As with any new, revolutionary technology, accountants and auditors have begun to wonder if blockchain will eventually become a replacement for human accounting professionals. Luckily, even the most optimistic forecasters don’t see that happening. There’s no question, however, that accounting professionals need to learn as much as they can about this tech before it becomes a standard, everyday part of our jobs.
Despite the inherent skepticism toward something presented as game-changing, blockchain offers a huge opportunity for accountants to position themselves as forward-thinking and cutting-edge. The Financial Times recently reported that universities are quickly creating blockchain courses, because the need for engineers fluent in this technology greatly exceeds the current supply. It’s not a leap to speculate that the same will be true of accountants and auditors in the very near future.
Erik Asgeirsson, president and CEO of CPA.com, believes that blockchain is just the next in a long line of transformations within the accounting world. “Through every phase,” he said in an article in “The Journal of Accountancy,’ “what’s really happened is the accountant’s and auditor’s role has just evolved.” As with any evolution, whether Darwinian or technological, those who aren’t willing to adapt risk being left behind. Those that do, on the other hand, will have an extremely valuable differentiating factor to offer their clients.
Where will we go from here?
The answer to this question is anyone’s guess. Blockchain is truly a new frontier for a slew of industries and professions, and firms will continue to allocate resources toward figuring out ways it can improve accounting and auditing. While the myriad forms this innovation could take are far from certain, it’s clear that blockchain isn’t going anywhere.
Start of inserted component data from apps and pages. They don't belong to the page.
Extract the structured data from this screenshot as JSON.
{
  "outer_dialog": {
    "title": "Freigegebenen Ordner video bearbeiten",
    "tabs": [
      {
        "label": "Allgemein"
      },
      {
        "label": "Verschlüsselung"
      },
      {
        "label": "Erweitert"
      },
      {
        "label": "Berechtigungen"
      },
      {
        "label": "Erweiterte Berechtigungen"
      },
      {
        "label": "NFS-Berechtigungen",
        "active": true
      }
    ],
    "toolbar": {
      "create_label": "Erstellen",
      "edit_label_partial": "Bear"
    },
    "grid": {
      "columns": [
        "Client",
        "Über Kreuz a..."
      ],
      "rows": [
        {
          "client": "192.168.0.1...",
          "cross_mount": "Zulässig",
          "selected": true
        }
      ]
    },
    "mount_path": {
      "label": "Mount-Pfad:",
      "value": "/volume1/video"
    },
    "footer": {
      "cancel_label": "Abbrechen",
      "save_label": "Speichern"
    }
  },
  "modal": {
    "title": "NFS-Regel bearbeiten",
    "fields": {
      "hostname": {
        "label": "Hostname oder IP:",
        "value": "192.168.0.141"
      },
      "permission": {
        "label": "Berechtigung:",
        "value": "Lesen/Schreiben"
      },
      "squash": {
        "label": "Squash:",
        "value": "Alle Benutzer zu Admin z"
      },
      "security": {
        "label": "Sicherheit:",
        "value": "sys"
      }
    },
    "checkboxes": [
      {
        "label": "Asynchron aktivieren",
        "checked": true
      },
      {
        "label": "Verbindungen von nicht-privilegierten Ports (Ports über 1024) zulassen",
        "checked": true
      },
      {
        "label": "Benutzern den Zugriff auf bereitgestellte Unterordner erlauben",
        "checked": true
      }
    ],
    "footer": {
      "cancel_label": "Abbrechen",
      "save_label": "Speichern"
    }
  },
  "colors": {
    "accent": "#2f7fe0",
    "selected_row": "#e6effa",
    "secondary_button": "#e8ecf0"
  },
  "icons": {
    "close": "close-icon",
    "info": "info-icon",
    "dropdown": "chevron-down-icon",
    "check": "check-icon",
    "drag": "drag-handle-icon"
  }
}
Whether you believe Bitcoin is a flash in the pan or the currency of the future, the validity of the technology underpinning it is not a matter of debate. Blockchain is here and it’s only going to get bigger. The earlier you start understanding its uses, and start your learning by using it yourself so you can better understand it, similar to the Big Four, the better off you’ll be as the rapid innovation starts taking hold.